# Data records for software interfaces:
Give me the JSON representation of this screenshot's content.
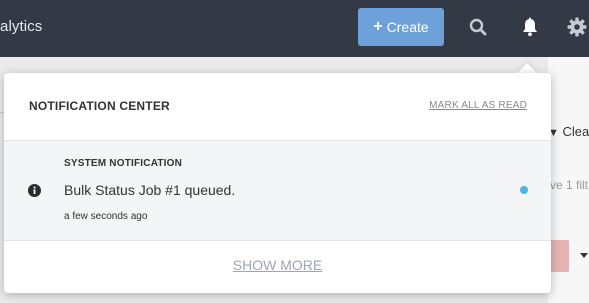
{
  "app": {
    "title_fragment": "alytics"
  },
  "topbar": {
    "create_label": "Create",
    "icons": [
      "search-icon",
      "bell-icon",
      "gear-icon"
    ]
  },
  "background": {
    "clear_label": "Clear",
    "filter_text": "ve 1 filt"
  },
  "notification_center": {
    "title": "NOTIFICATION CENTER",
    "mark_all_read": "MARK ALL AS READ",
    "items": [
      {
        "type": "SYSTEM NOTIFICATION",
        "message": "Bulk Status Job #1 queued.",
        "time": "a few seconds ago",
        "icon": "info-icon",
        "unread": true
      }
    ],
    "show_more": "SHOW MORE"
  },
  "colors": {
    "topbar_bg": "#333a45",
    "create_button": "#6ea1d9",
    "unread_dot": "#4db4e6",
    "row_bg": "#f4f5f7"
  }
}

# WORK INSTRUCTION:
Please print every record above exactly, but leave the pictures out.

# YOUR SOLUTION:
Give me the JSON representation of this screenshot's content.
{
  "app": {
    "title_fragment": "alytics"
  },
  "topbar": {
    "create_label": "Create",
    "icons": [
      "search-icon",
      "bell-icon",
      "gear-icon"
    ]
  },
  "background": {
    "clear_label": "Clear",
    "filter_text": "ve 1 filt"
  },
  "notification_center": {
    "title": "NOTIFICATION CENTER",
    "mark_all_read": "MARK ALL AS READ",
    "items": [
      {
        "type": "SYSTEM NOTIFICATION",
        "message": "Bulk Status Job #1 queued.",
        "time": "a few seconds ago",
        "icon": "info-icon",
        "unread": true
      }
    ],
    "show_more": "SHOW MORE"
  },
  "colors": {
    "topbar_bg": "#333a45",
    "create_button": "#6ea1d9",
    "unread_dot": "#4db4e6",
    "row_bg": "#f4f5f7"
  }
}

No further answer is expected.